(RECORDS SHOWN begins)

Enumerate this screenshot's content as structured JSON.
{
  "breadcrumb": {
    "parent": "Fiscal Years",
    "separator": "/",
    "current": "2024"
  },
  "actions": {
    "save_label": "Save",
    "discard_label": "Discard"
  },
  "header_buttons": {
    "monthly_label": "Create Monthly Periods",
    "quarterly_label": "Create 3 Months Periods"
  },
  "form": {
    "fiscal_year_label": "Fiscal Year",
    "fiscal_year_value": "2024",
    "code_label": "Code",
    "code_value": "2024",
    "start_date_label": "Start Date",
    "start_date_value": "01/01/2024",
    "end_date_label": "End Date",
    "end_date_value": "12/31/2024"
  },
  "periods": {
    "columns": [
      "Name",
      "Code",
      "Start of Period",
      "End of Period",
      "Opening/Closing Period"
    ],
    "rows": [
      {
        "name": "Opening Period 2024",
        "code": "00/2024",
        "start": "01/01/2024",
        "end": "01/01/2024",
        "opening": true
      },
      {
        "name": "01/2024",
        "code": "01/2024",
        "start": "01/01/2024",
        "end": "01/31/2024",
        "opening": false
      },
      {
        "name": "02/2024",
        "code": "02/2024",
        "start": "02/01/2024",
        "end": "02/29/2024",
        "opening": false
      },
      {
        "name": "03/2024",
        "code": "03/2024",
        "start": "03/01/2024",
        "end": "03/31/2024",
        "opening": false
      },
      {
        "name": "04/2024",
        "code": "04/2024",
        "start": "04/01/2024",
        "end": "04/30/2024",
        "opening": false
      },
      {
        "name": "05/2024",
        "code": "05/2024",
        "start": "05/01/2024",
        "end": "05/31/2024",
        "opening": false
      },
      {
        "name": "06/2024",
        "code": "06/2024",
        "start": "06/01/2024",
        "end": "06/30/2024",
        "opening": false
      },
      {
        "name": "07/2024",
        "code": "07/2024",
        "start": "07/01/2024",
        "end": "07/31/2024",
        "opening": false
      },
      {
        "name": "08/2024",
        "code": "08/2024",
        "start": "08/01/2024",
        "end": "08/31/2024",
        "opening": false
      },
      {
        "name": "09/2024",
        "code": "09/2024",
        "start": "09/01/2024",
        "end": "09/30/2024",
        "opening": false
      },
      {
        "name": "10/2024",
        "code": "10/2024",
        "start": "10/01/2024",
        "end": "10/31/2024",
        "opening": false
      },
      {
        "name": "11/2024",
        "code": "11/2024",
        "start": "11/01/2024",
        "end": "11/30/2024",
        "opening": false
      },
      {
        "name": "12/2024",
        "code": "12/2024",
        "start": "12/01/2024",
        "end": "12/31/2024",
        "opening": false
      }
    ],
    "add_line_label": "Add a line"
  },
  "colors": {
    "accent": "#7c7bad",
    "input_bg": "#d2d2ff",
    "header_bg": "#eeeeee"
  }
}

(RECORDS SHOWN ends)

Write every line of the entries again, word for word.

Enumerate this screenshot's content as structured JSON.
{
  "breadcrumb": {
    "parent": "Fiscal Years",
    "separator": "/",
    "current": "2024"
  },
  "actions": {
    "save_label": "Save",
    "discard_label": "Discard"
  },
  "header_buttons": {
    "monthly_label": "Create Monthly Periods",
    "quarterly_label": "Create 3 Months Periods"
  },
  "form": {
    "fiscal_year_label": "Fiscal Year",
    "fiscal_year_value": "2024",
    "code_label": "Code",
    "code_value": "2024",
    "start_date_label": "Start Date",
    "start_date_value": "01/01/2024",
    "end_date_label": "End Date",
    "end_date_value": "12/31/2024"
  },
  "periods": {
    "columns": [
      "Name",
      "Code",
      "Start of Period",
      "End of Period",
      "Opening/Closing Period"
    ],
    "rows": [
      {
        "name": "Opening Period 2024",
        "code": "00/2024",
        "start": "01/01/2024",
        "end": "01/01/2024",
        "opening": true
      },
      {
        "name": "01/2024",
        "code": "01/2024",
        "start": "01/01/2024",
        "end": "01/31/2024",
        "opening": false
      },
      {
        "name": "02/2024",
        "code": "02/2024",
        "start": "02/01/2024",
        "end": "02/29/2024",
        "opening": false
      },
      {
        "name": "03/2024",
        "code": "03/2024",
        "start": "03/01/2024",
        "end": "03/31/2024",
        "opening": false
      },
      {
        "name": "04/2024",
        "code": "04/2024",
        "start": "04/01/2024",
        "end": "04/30/2024",
        "opening": false
      },
      {
        "name": "05/2024",
        "code": "05/2024",
        "start": "05/01/2024",
        "end": "05/31/2024",
        "opening": false
      },
      {
        "name": "06/2024",
        "code": "06/2024",
        "start": "06/01/2024",
        "end": "06/30/2024",
        "opening": false
      },
      {
        "name": "07/2024",
        "code": "07/2024",
        "start": "07/01/2024",
        "end": "07/31/2024",
        "opening": false
      },
      {
        "name": "08/2024",
        "code": "08/2024",
        "start": "08/01/2024",
        "end": "08/31/2024",
        "opening": false
      },
      {
        "name": "09/2024",
        "code": "09/2024",
        "start": "09/01/2024",
        "end": "09/30/2024",
        "opening": false
      },
      {
        "name": "10/2024",
        "code": "10/2024",
        "start": "10/01/2024",
        "end": "10/31/2024",
        "opening": false
      },
      {
        "name": "11/2024",
        "code": "11/2024",
        "start": "11/01/2024",
        "end": "11/30/2024",
        "opening": false
      },
      {
        "name": "12/2024",
        "code": "12/2024",
        "start": "12/01/2024",
        "end": "12/31/2024",
        "opening": false
      }
    ],
    "add_line_label": "Add a line"
  },
  "colors": {
    "accent": "#7c7bad",
    "input_bg": "#d2d2ff",
    "header_bg": "#eeeeee"
  }
}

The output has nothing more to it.